Rao and Naidu have a history of animosity. KCR, as he is known, resigned from Naidu’s Telugu Desam Party in 2001 because of a series of disagreements. He formed the Telangana Rashtra Samiti soon after, and the party has been at the forefront of the movement for the new state since.

“These personal differences will only make it more difficult to finalise important details, like sharing of resources between the two states,” said Jayaprakash Narayan, president of Lok Satta party and a former government official, in a conversation with Scroll.in. He added, “The only way to sort out the massive issues facing the two states is through friendly dialogue and an overriding principal of give and take.”

The recently-dissolved UPA central government hurried through the bifurcation of Andhra Pradesh, hoping this would improve their Lok Sabha performance in the region. That did not happen, and they have also left a number of the most urgent problems unresolved. Chief among them are the distribution of government employees between the two states, the sharing of river waters, government assets and other resources that belonged to united Andhra Pradesh. There is also serious concern that people from Andhra Pradesh will not feel secure in Hyderabad, which will be the joint capital of both states for the next decade before becoming part of Telangana.

This last concern was not helped by Telangana Cabinet Minister Harish Rao, who declared recently, “We will not let a single government employee from the Seemandhra region work for the Telangana government.”

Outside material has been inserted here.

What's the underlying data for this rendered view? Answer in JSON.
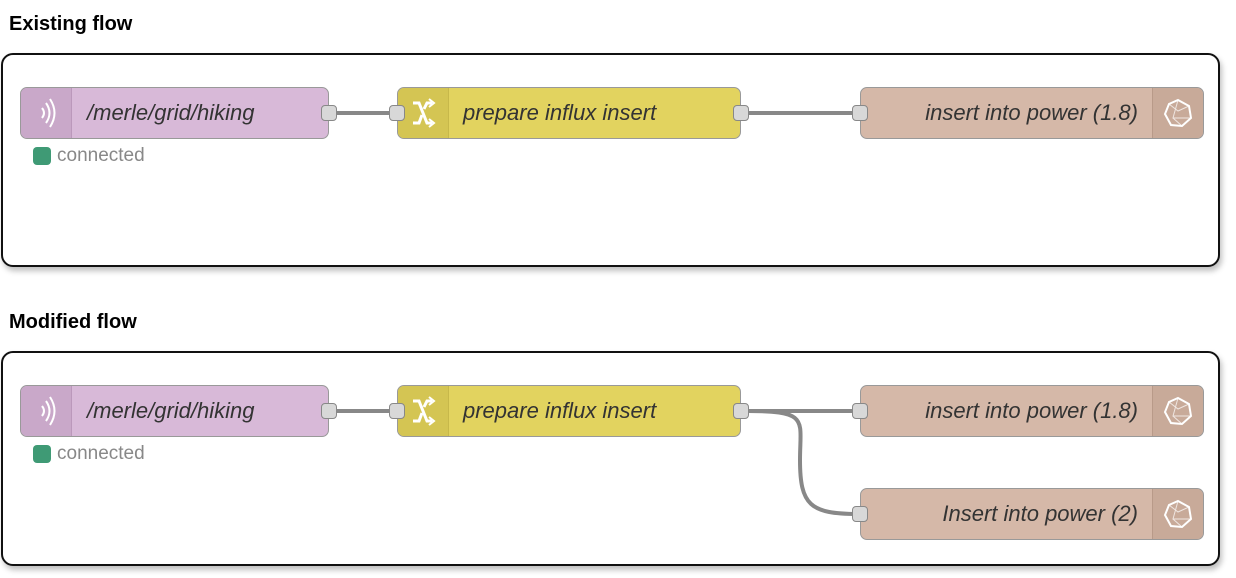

“It is impossible to rebuild Hyderabad with this attitude,” Dinesh Akula, a journalist with TV9, told Scroll.in. “There are lakhs from Seemandhra who live and work here, without their efforts the economy would collapse and investors would be wary.” Who would get Hyderabad was a huge bone of contention between the Seemandhra and Telangana factions. Since the 1990s, the city has been the principal centre of economic growth, contributing roughly 8% of united Andhra Pradesh’s GDP, with a per capita income almost double the state average.

The principal argument put forth in favor of division was that the region suffered from administrative neglect. But to remedy this, the TRS and KCR will have to give up the divisive and provocative statements that have served them well in the past and instead focus on governance issues. The nature of their administration will certainly determine whether the new state of Telangana will be the success its citizens crave.